**Problem to solve**:
Each entry must be given again exactly; images do not belong in the copy.

____

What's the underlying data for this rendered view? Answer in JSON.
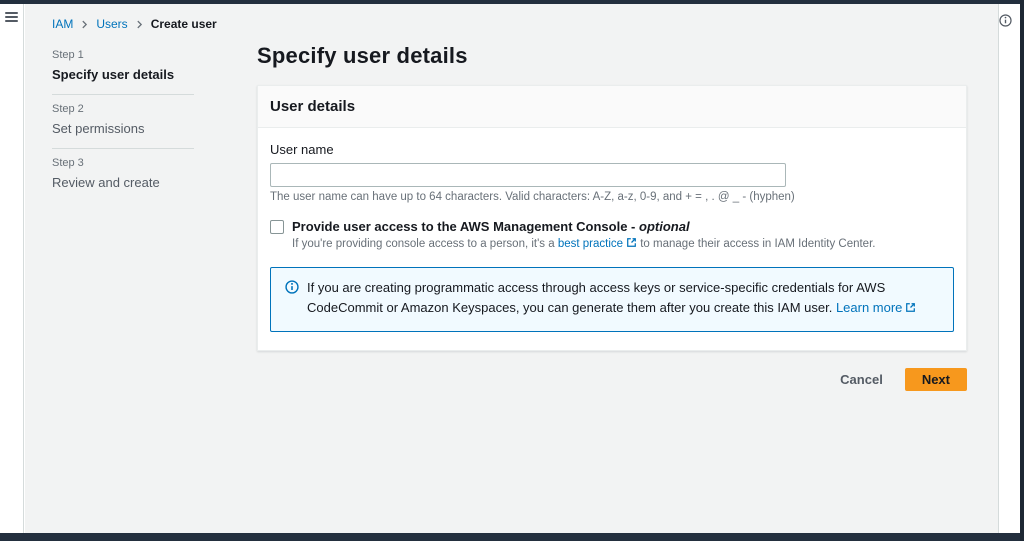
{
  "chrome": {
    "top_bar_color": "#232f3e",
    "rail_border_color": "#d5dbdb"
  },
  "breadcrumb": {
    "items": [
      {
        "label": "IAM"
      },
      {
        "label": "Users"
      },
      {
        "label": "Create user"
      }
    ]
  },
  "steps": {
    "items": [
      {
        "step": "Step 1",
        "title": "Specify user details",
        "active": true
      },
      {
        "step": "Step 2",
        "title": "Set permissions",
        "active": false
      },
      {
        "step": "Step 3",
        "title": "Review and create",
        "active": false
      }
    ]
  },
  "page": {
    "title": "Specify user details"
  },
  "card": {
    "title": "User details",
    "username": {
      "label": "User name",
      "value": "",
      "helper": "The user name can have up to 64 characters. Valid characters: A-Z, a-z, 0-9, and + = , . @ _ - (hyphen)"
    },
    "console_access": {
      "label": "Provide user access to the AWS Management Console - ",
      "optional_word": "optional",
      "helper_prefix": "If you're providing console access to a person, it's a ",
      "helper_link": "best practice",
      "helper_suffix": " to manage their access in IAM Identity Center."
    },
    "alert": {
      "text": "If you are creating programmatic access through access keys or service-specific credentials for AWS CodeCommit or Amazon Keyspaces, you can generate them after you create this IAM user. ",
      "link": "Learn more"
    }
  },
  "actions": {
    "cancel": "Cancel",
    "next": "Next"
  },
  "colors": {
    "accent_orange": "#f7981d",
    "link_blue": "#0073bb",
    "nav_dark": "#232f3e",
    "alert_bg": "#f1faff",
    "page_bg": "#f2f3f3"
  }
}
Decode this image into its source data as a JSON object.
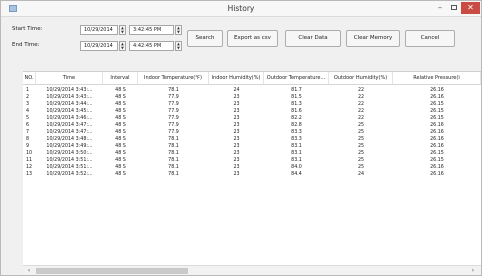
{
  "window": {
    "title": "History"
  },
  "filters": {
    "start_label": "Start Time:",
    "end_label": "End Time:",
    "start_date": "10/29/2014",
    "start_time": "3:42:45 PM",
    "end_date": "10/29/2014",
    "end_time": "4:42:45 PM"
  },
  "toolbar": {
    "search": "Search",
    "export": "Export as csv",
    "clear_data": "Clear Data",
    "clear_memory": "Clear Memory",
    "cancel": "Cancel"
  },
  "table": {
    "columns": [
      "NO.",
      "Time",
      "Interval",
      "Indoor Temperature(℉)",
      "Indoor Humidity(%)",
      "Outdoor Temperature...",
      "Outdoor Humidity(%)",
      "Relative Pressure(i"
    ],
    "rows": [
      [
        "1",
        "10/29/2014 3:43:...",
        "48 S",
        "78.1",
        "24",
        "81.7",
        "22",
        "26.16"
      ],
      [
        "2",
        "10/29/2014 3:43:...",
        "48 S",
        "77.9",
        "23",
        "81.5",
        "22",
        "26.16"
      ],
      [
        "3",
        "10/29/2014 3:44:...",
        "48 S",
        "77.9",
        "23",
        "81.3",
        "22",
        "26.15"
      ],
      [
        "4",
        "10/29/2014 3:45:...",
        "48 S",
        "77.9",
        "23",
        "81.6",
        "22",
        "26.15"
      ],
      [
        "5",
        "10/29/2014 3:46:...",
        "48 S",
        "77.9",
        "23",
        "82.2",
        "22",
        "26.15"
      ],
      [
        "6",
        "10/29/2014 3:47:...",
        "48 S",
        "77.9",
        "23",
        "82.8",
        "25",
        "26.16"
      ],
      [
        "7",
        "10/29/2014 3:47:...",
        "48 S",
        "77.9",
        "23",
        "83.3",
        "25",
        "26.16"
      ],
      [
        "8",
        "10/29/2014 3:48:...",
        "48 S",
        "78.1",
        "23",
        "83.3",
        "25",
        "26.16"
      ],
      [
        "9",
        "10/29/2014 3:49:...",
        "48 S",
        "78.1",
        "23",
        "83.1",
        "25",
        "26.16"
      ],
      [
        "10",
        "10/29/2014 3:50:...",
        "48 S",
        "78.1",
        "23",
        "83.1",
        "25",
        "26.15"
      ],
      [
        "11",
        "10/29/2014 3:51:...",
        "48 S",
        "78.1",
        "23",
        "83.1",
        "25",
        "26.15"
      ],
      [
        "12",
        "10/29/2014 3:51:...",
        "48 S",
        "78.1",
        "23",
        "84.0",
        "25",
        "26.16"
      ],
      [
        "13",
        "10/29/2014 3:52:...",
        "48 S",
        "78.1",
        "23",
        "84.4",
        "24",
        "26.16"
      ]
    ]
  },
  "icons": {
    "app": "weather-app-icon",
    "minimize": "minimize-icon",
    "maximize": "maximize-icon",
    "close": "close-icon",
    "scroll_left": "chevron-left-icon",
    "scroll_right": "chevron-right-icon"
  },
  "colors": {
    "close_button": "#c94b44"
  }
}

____

**Solution for this task**:
What's the underlying data for this rendered view? Answer in JSON.
{
  "chrome": {
    "top_bar_color": "#232f3e",
    "rail_border_color": "#d5dbdb"
  },
  "breadcrumb": {
    "items": [
      {
        "label": "IAM"
      },
      {
        "label": "Users"
      },
      {
        "label": "Create user"
      }
    ]
  },
  "steps": {
    "items": [
      {
        "step": "Step 1",
        "title": "Specify user details",
        "active": true
      },
      {
        "step": "Step 2",
        "title": "Set permissions",
        "active": false
      },
      {
        "step": "Step 3",
        "title": "Review and create",
        "active": false
      }
    ]
  },
  "page": {
    "title": "Specify user details"
  },
  "card": {
    "title": "User details",
    "username": {
      "label": "User name",
      "value": "",
      "helper": "The user name can have up to 64 characters. Valid characters: A-Z, a-z, 0-9, and + = , . @ _ - (hyphen)"
    },
    "console_access": {
      "label": "Provide user access to the AWS Management Console - ",
      "optional_word": "optional",
      "helper_prefix": "If you're providing console access to a person, it's a ",
      "helper_link": "best practice",
      "helper_suffix": " to manage their access in IAM Identity Center."
    },
    "alert": {
      "text": "If you are creating programmatic access through access keys or service-specific credentials for AWS CodeCommit or Amazon Keyspaces, you can generate them after you create this IAM user. ",
      "link": "Learn more"
    }
  },
  "actions": {
    "cancel": "Cancel",
    "next": "Next"
  },
  "colors": {
    "accent_orange": "#f7981d",
    "link_blue": "#0073bb",
    "nav_dark": "#232f3e",
    "alert_bg": "#f1faff",
    "page_bg": "#f2f3f3"
  }
}
Decode this image into its source data as a JSON object.
{
  "window": {
    "title": "History"
  },
  "filters": {
    "start_label": "Start Time:",
    "end_label": "End Time:",
    "start_date": "10/29/2014",
    "start_time": "3:42:45 PM",
    "end_date": "10/29/2014",
    "end_time": "4:42:45 PM"
  },
  "toolbar": {
    "search": "Search",
    "export": "Export as csv",
    "clear_data": "Clear Data",
    "clear_memory": "Clear Memory",
    "cancel": "Cancel"
  },
  "table": {
    "columns": [
      "NO.",
      "Time",
      "Interval",
      "Indoor Temperature(℉)",
      "Indoor Humidity(%)",
      "Outdoor Temperature...",
      "Outdoor Humidity(%)",
      "Relative Pressure(i"
    ],
    "rows": [
      [
        "1",
        "10/29/2014 3:43:...",
        "48 S",
        "78.1",
        "24",
        "81.7",
        "22",
        "26.16"
      ],
      [
        "2",
        "10/29/2014 3:43:...",
        "48 S",
        "77.9",
        "23",
        "81.5",
        "22",
        "26.16"
      ],
      [
        "3",
        "10/29/2014 3:44:...",
        "48 S",
        "77.9",
        "23",
        "81.3",
        "22",
        "26.15"
      ],
      [
        "4",
        "10/29/2014 3:45:...",
        "48 S",
        "77.9",
        "23",
        "81.6",
        "22",
        "26.15"
      ],
      [
        "5",
        "10/29/2014 3:46:...",
        "48 S",
        "77.9",
        "23",
        "82.2",
        "22",
        "26.15"
      ],
      [
        "6",
        "10/29/2014 3:47:...",
        "48 S",
        "77.9",
        "23",
        "82.8",
        "25",
        "26.16"
      ],
      [
        "7",
        "10/29/2014 3:47:...",
        "48 S",
        "77.9",
        "23",
        "83.3",
        "25",
        "26.16"
      ],
      [
        "8",
        "10/29/2014 3:48:...",
        "48 S",
        "78.1",
        "23",
        "83.3",
        "25",
        "26.16"
      ],
      [
        "9",
        "10/29/2014 3:49:...",
        "48 S",
        "78.1",
        "23",
        "83.1",
        "25",
        "26.16"
      ],
      [
        "10",
        "10/29/2014 3:50:...",
        "48 S",
        "78.1",
        "23",
        "83.1",
        "25",
        "26.15"
      ],
      [
        "11",
        "10/29/2014 3:51:...",
        "48 S",
        "78.1",
        "23",
        "83.1",
        "25",
        "26.15"
      ],
      [
        "12",
        "10/29/2014 3:51:...",
        "48 S",
        "78.1",
        "23",
        "84.0",
        "25",
        "26.16"
      ],
      [
        "13",
        "10/29/2014 3:52:...",
        "48 S",
        "78.1",
        "23",
        "84.4",
        "24",
        "26.16"
      ]
    ]
  },
  "icons": {
    "app": "weather-app-icon",
    "minimize": "minimize-icon",
    "maximize": "maximize-icon",
    "close": "close-icon",
    "scroll_left": "chevron-left-icon",
    "scroll_right": "chevron-right-icon"
  },
  "colors": {
    "close_button": "#c94b44"
  }
}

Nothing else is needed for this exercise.